Sue Friedman: The hope for Alzheimer’s Act is critically important for today and those who are diagnosed tomorrow. What it will do is it will combine community based resources with the diagnosis and the treatment. And I’ll give you an example and I know this personally. My niece had a beautiful baby girl who was diagnosed with Down Syndrome. Before she left the hospital, not only did they have their diagnosis, not only did they have their treatment plan if you will, she had social workers and physical therapists and counselors assigned to her and she had a community of resources. So what the Hope Act will do is make it a requirement that not only do you receive a diagnosis, you receive what treatment we have to offer but you also get these community based resources and referrals and so that you’re not simply going home to figure it out for yourself.
Jan Paynter: What I love too is that this is very bipartisan…
Sue Friedman: Yes.
Jan Paynter: And that’s very thrilling actually. Sue, what was the outcome of the 2013 G8 Summit in Northern Ireland?
Sue Friedman: Fascinatingly and very, very gratifying to us, for the first time ever they addressed an issue beyond the economic spectrum and that issue was Alzheimer’s. And so there is now a commitment amongst the G8, G7 countries to prioritize, research and focus around finding these solutions for Alzheimer’s Disease, around every country having their own national plan, although I will say the United States was by far not the first of these countries to have developed a national plan to address Alzheimer’s. We were a bit late coming to that party but we are there now.
Jan Paynter: Sue, for my last question, do you foresee a time when Alzheimer’s Disease might be treated as a chronic disease to be managed for instance much as AIDS and certain forms of cancer have come to be?
Sue Friedman: Yes. But beyond that, we really see a time where we can prevent Alzheimer’s. We believe that is absolutely on the horizon and it will be a combination of treatments and lifestyle. But that is still very much…our vision is a world without Alzheimer’s, not a world where you live with Alzheimer’s, and we think that that is definitely doable and still very much the research shows that’s possible. But along the way, there will be the delaying and then the living with and then the potential for the cure which is…when you think about those mice, something they no longer were able to do is now returned to them. Wouldn’t that be an amazing thing?
Jan Paynter: All right, Sue. Thank you very much for doing this program today. This is going to be very valuable learning for everybody watching and I appreciate you taking the time.
Sue Friedman: Thank you again for having me.
Jan Paynter: Thank you at home for joining our conversation. If you would like more information concerning the topic under discussion today we invite you to take a look at our website at politicsmatters.org. We will be posting a number of books, articles and relevant links on many of the issues under discussion today there for you. You will also find there a complete archive of all prior Politics Matters programs which you may watch anytime. We will be posting extended versions of the interviews online on our site as well and will continue to add more content.

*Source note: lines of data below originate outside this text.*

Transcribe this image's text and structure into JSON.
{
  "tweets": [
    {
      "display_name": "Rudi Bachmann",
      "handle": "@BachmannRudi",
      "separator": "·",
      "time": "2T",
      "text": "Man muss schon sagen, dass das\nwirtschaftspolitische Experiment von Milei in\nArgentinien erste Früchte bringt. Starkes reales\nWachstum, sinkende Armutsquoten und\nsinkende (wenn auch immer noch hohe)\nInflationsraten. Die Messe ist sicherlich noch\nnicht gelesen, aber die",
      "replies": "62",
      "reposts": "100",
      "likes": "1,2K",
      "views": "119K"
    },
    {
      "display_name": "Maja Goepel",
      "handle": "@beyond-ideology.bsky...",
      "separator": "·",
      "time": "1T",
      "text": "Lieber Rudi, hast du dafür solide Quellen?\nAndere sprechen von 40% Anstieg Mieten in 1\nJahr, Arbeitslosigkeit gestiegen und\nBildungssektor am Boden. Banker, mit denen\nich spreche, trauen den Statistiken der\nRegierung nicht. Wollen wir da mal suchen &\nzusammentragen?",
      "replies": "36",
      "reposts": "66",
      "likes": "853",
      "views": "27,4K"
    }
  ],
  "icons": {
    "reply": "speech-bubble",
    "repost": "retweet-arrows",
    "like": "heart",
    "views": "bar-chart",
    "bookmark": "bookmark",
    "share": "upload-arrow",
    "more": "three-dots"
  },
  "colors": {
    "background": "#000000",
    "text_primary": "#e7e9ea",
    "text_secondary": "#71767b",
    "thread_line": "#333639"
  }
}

As always, we are very interested in hearing from you with any ideas, questions and concerns for future programs. We encourage you to email us at firstname.lastname@example.org. We are on PBS WVPT on the second and last Sunday of every month at 11:30 am. Thank you again and until next we meet, I’m Jan Paynter and this is Politics Matters.